All of the entries need to be written out again, exactly as they are.
EXCERPTED DATA: Begin
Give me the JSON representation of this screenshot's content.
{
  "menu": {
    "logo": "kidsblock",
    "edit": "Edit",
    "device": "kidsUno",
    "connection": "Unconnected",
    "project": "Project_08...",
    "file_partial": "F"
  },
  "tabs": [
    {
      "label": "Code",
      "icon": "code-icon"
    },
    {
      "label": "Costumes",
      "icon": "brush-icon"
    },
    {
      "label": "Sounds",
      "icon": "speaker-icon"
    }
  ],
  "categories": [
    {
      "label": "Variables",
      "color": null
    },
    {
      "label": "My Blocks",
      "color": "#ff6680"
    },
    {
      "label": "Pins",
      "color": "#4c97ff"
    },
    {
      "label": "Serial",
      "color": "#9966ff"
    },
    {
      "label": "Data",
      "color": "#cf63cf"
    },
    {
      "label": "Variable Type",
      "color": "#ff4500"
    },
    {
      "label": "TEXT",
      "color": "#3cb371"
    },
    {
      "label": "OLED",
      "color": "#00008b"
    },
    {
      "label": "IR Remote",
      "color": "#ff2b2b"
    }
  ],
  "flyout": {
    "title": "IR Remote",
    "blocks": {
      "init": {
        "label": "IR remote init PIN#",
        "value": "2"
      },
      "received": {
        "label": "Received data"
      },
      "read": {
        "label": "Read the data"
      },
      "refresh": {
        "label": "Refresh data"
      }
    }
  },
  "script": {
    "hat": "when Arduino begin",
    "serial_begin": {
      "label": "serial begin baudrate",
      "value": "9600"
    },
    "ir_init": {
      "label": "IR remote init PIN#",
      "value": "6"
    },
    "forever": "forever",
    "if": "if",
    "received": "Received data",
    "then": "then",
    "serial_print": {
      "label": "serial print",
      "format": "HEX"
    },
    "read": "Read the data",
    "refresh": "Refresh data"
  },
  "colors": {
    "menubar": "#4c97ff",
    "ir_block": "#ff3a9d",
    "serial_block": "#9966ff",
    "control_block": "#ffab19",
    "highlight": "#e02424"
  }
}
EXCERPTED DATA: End
TASK RESPONSE:
Give me the JSON representation of this screenshot's content.
{
  "menu": {
    "logo": "kidsblock",
    "edit": "Edit",
    "device": "kidsUno",
    "connection": "Unconnected",
    "project": "Project_08...",
    "file_partial": "F"
  },
  "tabs": [
    {
      "label": "Code",
      "icon": "code-icon"
    },
    {
      "label": "Costumes",
      "icon": "brush-icon"
    },
    {
      "label": "Sounds",
      "icon": "speaker-icon"
    }
  ],
  "categories": [
    {
      "label": "Variables",
      "color": null
    },
    {
      "label": "My Blocks",
      "color": "#ff6680"
    },
    {
      "label": "Pins",
      "color": "#4c97ff"
    },
    {
      "label": "Serial",
      "color": "#9966ff"
    },
    {
      "label": "Data",
      "color": "#cf63cf"
    },
    {
      "label": "Variable Type",
      "color": "#ff4500"
    },
    {
      "label": "TEXT",
      "color": "#3cb371"
    },
    {
      "label": "OLED",
      "color": "#00008b"
    },
    {
      "label": "IR Remote",
      "color": "#ff2b2b"
    }
  ],
  "flyout": {
    "title": "IR Remote",
    "blocks": {
      "init": {
        "label": "IR remote init PIN#",
        "value": "2"
      },
      "received": {
        "label": "Received data"
      },
      "read": {
        "label": "Read the data"
      },
      "refresh": {
        "label": "Refresh data"
      }
    }
  },
  "script": {
    "hat": "when Arduino begin",
    "serial_begin": {
      "label": "serial begin baudrate",
      "value": "9600"
    },
    "ir_init": {
      "label": "IR remote init PIN#",
      "value": "6"
    },
    "forever": "forever",
    "if": "if",
    "received": "Received data",
    "then": "then",
    "serial_print": {
      "label": "serial print",
      "format": "HEX"
    },
    "read": "Read the data",
    "refresh": "Refresh data"
  },
  "colors": {
    "menubar": "#4c97ff",
    "ir_block": "#ff3a9d",
    "serial_block": "#9966ff",
    "control_block": "#ffab19",
    "highlight": "#e02424"
  }
}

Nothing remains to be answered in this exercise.